Claudette and I lost the first hand. Claudette and I lost the second hand. Cherif put a hand on Sinead’s knee and she giggled. Claudette tossed her cigarette into the water and leapt on top of the captain’s cabin. “Grid incoming,” she warned. “Better get ready.”
I looked out. There across the water was the edge of the Grid. Crisscrossing laser beams made what Cherif called a ‘geodesic dome,’ which I guess is like a ball but broken up funny. The whole contraption was MatronTek, energy-hungry and hugely expensive. Once we’d passed through it would signal border patrol with the results from its scan: four life forms, one vessel and zero visas.
“Do we have a way past it?” I asked. I tried to sound brave, but Claudette snickered at the crack in my voice.
“Don’t need one. HOMEFRONT’s all the way in D.C. and Deluge is out of the picture. Blueshift himself couldn’t get here in less than sixteen minutes, assuming he’d even answer the call. There’ll be a few patrol boats, maybe some normal cops once we get to shore. Nothing we can’t handle.”
I nodded but felt no relief as the laser beams washed over our boat, our bodies, our unspooling cargo. Sinead giggled as red light shimmered up her skin. “Like being scanned at the supermarket.” Cherif gathered the cards back together. I let the rustling of the shuffling deck draw me in while I sucked in the cold air of Proteus Bay. My illusions were already in place. To any outsider, we’d appear as another blank patch of water. There was nothing more I could do but enjoy the night and avoid thinking about the inevitable.
My first draw of the new hand came. Seven pentacles, five wands, the Tower. Nothing but bad omens. So much for cards. I dropped mine to the table. “Nope, nope. You guys might need to try Black Jack or something.” I turned instead to look out over the waters. Black in every direction, save the humming Grid and its reflection.
It was nice to get a few seconds of peace before things went all pear-shaped. Shame it couldn’t last. Claudette whistled twice to give us the signal, then circled low over the boat before we could cram our earplugs in. “We are in the mess, nanas!” She waved her rifle as if for emphasis. “Daddy’s coming with Little Brat and some of their buddies!”

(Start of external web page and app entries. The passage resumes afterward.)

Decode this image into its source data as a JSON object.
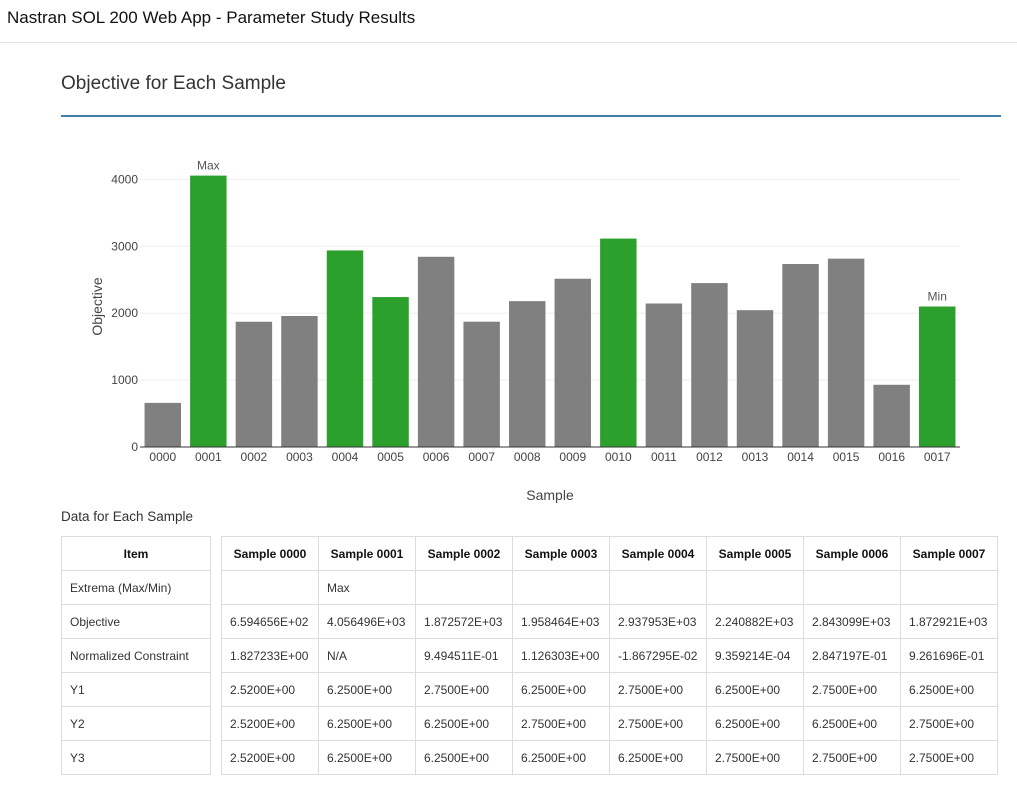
{
  "app": {
    "title": "Nastran SOL 200 Web App - Parameter Study Results"
  },
  "section": {
    "title": "Objective for Each Sample"
  },
  "chart_data": {
    "type": "bar",
    "title": "",
    "xlabel": "Sample",
    "ylabel": "Objective",
    "ylim": [
      0,
      4200
    ],
    "yticks": [
      0,
      1000,
      2000,
      3000,
      4000
    ],
    "grid": true,
    "legend": "none",
    "categories": [
      "0000",
      "0001",
      "0002",
      "0003",
      "0004",
      "0005",
      "0006",
      "0007",
      "0008",
      "0009",
      "0010",
      "0011",
      "0012",
      "0013",
      "0014",
      "0015",
      "0016",
      "0017"
    ],
    "values": [
      659.4656,
      4056.496,
      1872.572,
      1958.464,
      2937.953,
      2240.882,
      2843.099,
      1872.921,
      2180,
      2515,
      3115,
      2145,
      2450,
      2045,
      2735,
      2815,
      930,
      2100
    ],
    "highlighted": [
      false,
      true,
      false,
      false,
      true,
      true,
      false,
      false,
      false,
      false,
      true,
      false,
      false,
      false,
      false,
      false,
      false,
      true
    ],
    "annotations": [
      {
        "category": "0001",
        "text": "Max"
      },
      {
        "category": "0017",
        "text": "Min"
      }
    ],
    "colors": {
      "default": "#808080",
      "highlight": "#2ca02c"
    }
  },
  "table": {
    "caption": "Data for Each Sample",
    "item_header": "Item",
    "row_labels": [
      "Extrema (Max/Min)",
      "Objective",
      "Normalized Constraint",
      "Y1",
      "Y2",
      "Y3"
    ],
    "columns": [
      {
        "header": "Sample 0000",
        "cells": [
          "",
          "6.594656E+02",
          "1.827233E+00",
          "2.5200E+00",
          "2.5200E+00",
          "2.5200E+00"
        ]
      },
      {
        "header": "Sample 0001",
        "cells": [
          "Max",
          "4.056496E+03",
          "N/A",
          "6.2500E+00",
          "6.2500E+00",
          "6.2500E+00"
        ]
      },
      {
        "header": "Sample 0002",
        "cells": [
          "",
          "1.872572E+03",
          "9.494511E-01",
          "2.7500E+00",
          "6.2500E+00",
          "6.2500E+00"
        ]
      },
      {
        "header": "Sample 0003",
        "cells": [
          "",
          "1.958464E+03",
          "1.126303E+00",
          "6.2500E+00",
          "2.7500E+00",
          "6.2500E+00"
        ]
      },
      {
        "header": "Sample 0004",
        "cells": [
          "",
          "2.937953E+03",
          "-1.867295E-02",
          "2.7500E+00",
          "2.7500E+00",
          "6.2500E+00"
        ]
      },
      {
        "header": "Sample 0005",
        "cells": [
          "",
          "2.240882E+03",
          "9.359214E-04",
          "6.2500E+00",
          "6.2500E+00",
          "2.7500E+00"
        ]
      },
      {
        "header": "Sample 0006",
        "cells": [
          "",
          "2.843099E+03",
          "2.847197E-01",
          "2.7500E+00",
          "6.2500E+00",
          "2.7500E+00"
        ]
      },
      {
        "header": "Sample 0007",
        "cells": [
          "",
          "1.872921E+03",
          "9.261696E-01",
          "6.2500E+00",
          "2.7500E+00",
          "2.7500E+00"
        ]
      }
    ]
  }
}
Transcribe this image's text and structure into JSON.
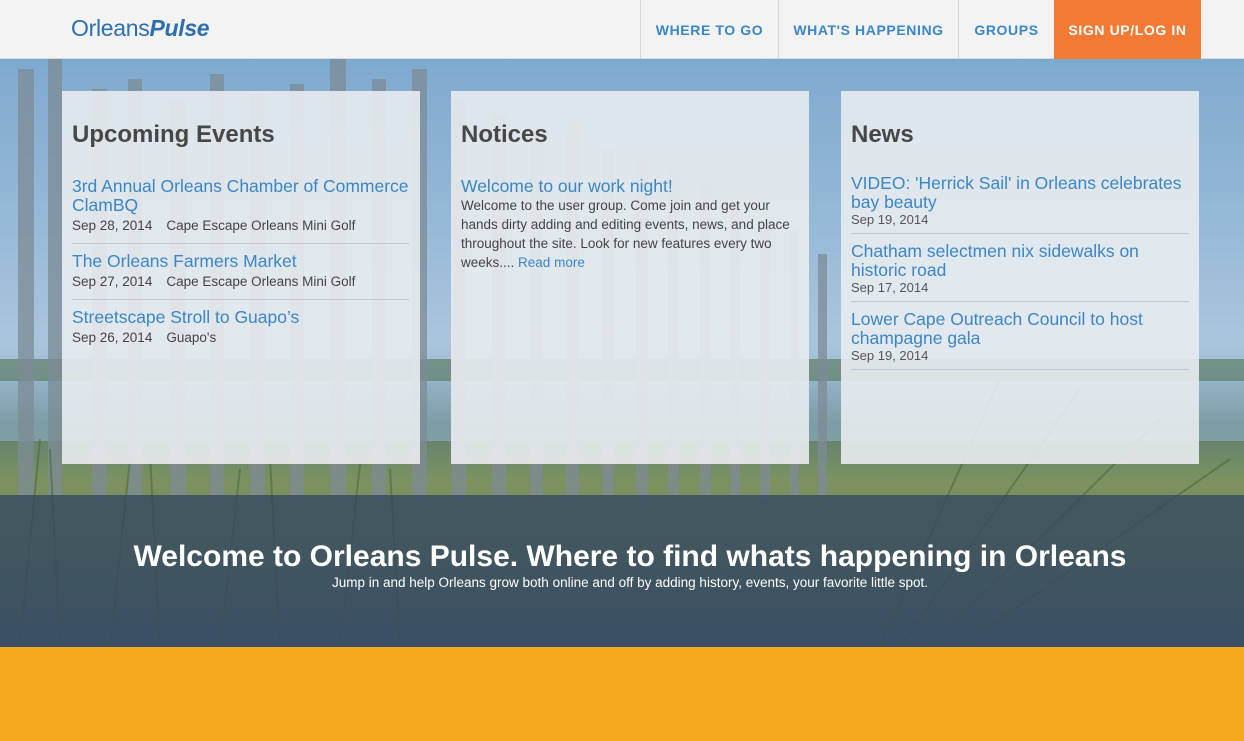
{
  "brand": {
    "name_part1": "Orleans",
    "name_part2": "Pulse"
  },
  "nav": {
    "items": [
      {
        "label": "WHERE TO GO"
      },
      {
        "label": "WHAT'S HAPPENING"
      },
      {
        "label": "GROUPS"
      }
    ],
    "signup_label": "SIGN UP/LOG IN"
  },
  "panels": {
    "events": {
      "heading": "Upcoming Events",
      "items": [
        {
          "title": "3rd Annual Orleans Chamber of Commerce ClamBQ",
          "date": "Sep 28, 2014",
          "place": "Cape Escape Orleans Mini Golf"
        },
        {
          "title": "The Orleans Farmers Market",
          "date": "Sep 27, 2014",
          "place": "Cape Escape Orleans Mini Golf"
        },
        {
          "title": "Streetscape Stroll to Guapo’s",
          "date": "Sep 26, 2014",
          "place": "Guapo's"
        }
      ]
    },
    "notices": {
      "heading": "Notices",
      "title": "Welcome to our work night!",
      "body": "Welcome to the user group. Come join and get your hands dirty adding and editing events, news, and place throughout the site. Look for new features every two weeks....",
      "read_more": "Read more"
    },
    "news": {
      "heading": "News",
      "items": [
        {
          "title": "VIDEO: 'Herrick Sail' in Orleans celebrates bay beauty",
          "date": "Sep 19, 2014"
        },
        {
          "title": "Chatham selectmen nix sidewalks on historic road",
          "date": "Sep 17, 2014"
        },
        {
          "title": "Lower Cape Outreach Council to host champagne gala",
          "date": "Sep 19, 2014"
        }
      ]
    }
  },
  "welcome": {
    "headline": "Welcome to Orleans Pulse. Where to find whats happening in Orleans",
    "subline": "Jump in and help Orleans grow both online and off by adding history, events, your favorite little spot."
  },
  "colors": {
    "accent_blue": "#3c86c6",
    "signup_orange": "#f37a35",
    "footer_yellow": "#f5a91c",
    "band_navy": "#344860"
  }
}
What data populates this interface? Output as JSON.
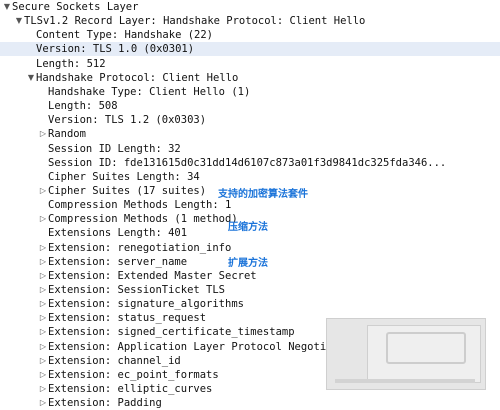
{
  "tree": [
    {
      "text": "Secure Sockets Layer",
      "twisty": "down",
      "indent": 0
    },
    {
      "text": "TLSv1.2 Record Layer: Handshake Protocol: Client Hello",
      "twisty": "down",
      "indent": 1
    },
    {
      "text": "Content Type: Handshake (22)",
      "twisty": "",
      "indent": 2
    },
    {
      "text": "Version: TLS 1.0 (0x0301)",
      "twisty": "",
      "indent": 2,
      "selected": true
    },
    {
      "text": "Length: 512",
      "twisty": "",
      "indent": 2
    },
    {
      "text": "Handshake Protocol: Client Hello",
      "twisty": "down",
      "indent": 2
    },
    {
      "text": "Handshake Type: Client Hello (1)",
      "twisty": "",
      "indent": 3
    },
    {
      "text": "Length: 508",
      "twisty": "",
      "indent": 3
    },
    {
      "text": "Version: TLS 1.2 (0x0303)",
      "twisty": "",
      "indent": 3
    },
    {
      "text": "Random",
      "twisty": "right",
      "indent": 3
    },
    {
      "text": "Session ID Length: 32",
      "twisty": "",
      "indent": 3
    },
    {
      "text": "Session ID: fde131615d0c31dd14d6107c873a01f3d9841dc325fda346...",
      "twisty": "",
      "indent": 3
    },
    {
      "text": "Cipher Suites Length: 34",
      "twisty": "",
      "indent": 3
    },
    {
      "text": "Cipher Suites (17 suites)",
      "twisty": "right",
      "indent": 3
    },
    {
      "text": "Compression Methods Length: 1",
      "twisty": "",
      "indent": 3
    },
    {
      "text": "Compression Methods (1 method)",
      "twisty": "right",
      "indent": 3
    },
    {
      "text": "Extensions Length: 401",
      "twisty": "",
      "indent": 3
    },
    {
      "text": "Extension: renegotiation_info",
      "twisty": "right",
      "indent": 3
    },
    {
      "text": "Extension: server_name",
      "twisty": "right",
      "indent": 3
    },
    {
      "text": "Extension: Extended Master Secret",
      "twisty": "right",
      "indent": 3
    },
    {
      "text": "Extension: SessionTicket TLS",
      "twisty": "right",
      "indent": 3
    },
    {
      "text": "Extension: signature_algorithms",
      "twisty": "right",
      "indent": 3
    },
    {
      "text": "Extension: status_request",
      "twisty": "right",
      "indent": 3
    },
    {
      "text": "Extension: signed_certificate_timestamp",
      "twisty": "right",
      "indent": 3
    },
    {
      "text": "Extension: Application Layer Protocol Negotiation",
      "twisty": "right",
      "indent": 3
    },
    {
      "text": "Extension: channel_id",
      "twisty": "right",
      "indent": 3
    },
    {
      "text": "Extension: ec_point_formats",
      "twisty": "right",
      "indent": 3
    },
    {
      "text": "Extension: elliptic_curves",
      "twisty": "right",
      "indent": 3
    },
    {
      "text": "Extension: Padding",
      "twisty": "right",
      "indent": 3
    }
  ],
  "annotations": {
    "cipher_suites_note": "支持的加密算法套件",
    "compression_note": "压缩方法",
    "extensions_note": "扩展方法"
  },
  "colors": {
    "selected_row": "#e5ecf7",
    "annotation": "#1a73d9"
  },
  "icons": {
    "expanded": "twisty-expanded-icon",
    "collapsed": "twisty-collapsed-icon"
  }
}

“What? Daddy? Who’s daddy?” Cherif asked angrily.
“Eh… just… Daddy!” Claudette cried helplessly. She looked over her shoulder. Our pursuers were just barely visible now, four gleaming dots growing brighter.
“Okay, okay. We don’t lose our heads.” Cherif insisted. “Let them get close. We get one sneak attack and then our cover is blown. Hugo, for the love of god keep that illusion running. You two, wait for my signal.”
Claudette and Sinead nodded their assent while I jumped down to the bottom of the deck. No way I was getting sucked into the middle of a bonafide superhero fight. I looked out through the porthole and focused all of my willpower on maintaining the illusion around the boat. Our attackers, some kind of superteam I’d never seen before, came into view.
Their leader was the only one I recognized. Little Boy came in at the front, alongside a young lady in a suit, an American flag in the shape of a man and some girl dressed up as Torchbearer. Little Boy flew on his jetpack while the others rode gleaming crafts with silver wings and bird-skull faces.
They paused in mid-air and my breath caught in my throat. Cherif wasted no time. Red Snow hadn’t even lit up his laser cannon before he was caught in the Yumboe’s telekinetic grip. Sinead, meanwhile, unleashed her scream. Even with the earplugs it was the worst sound I’ve ever heard, like you dropped an orgy of cats into steel drum. It broke my concentration. Nausea wracked my body and the illusion fell away.
It’ll be fine, I told myself as I curled up in pain. Sinead had taken out two in one blow and Claudette opened fire on the remainder. Soon this junior border patrol would be sleeping with the fishes.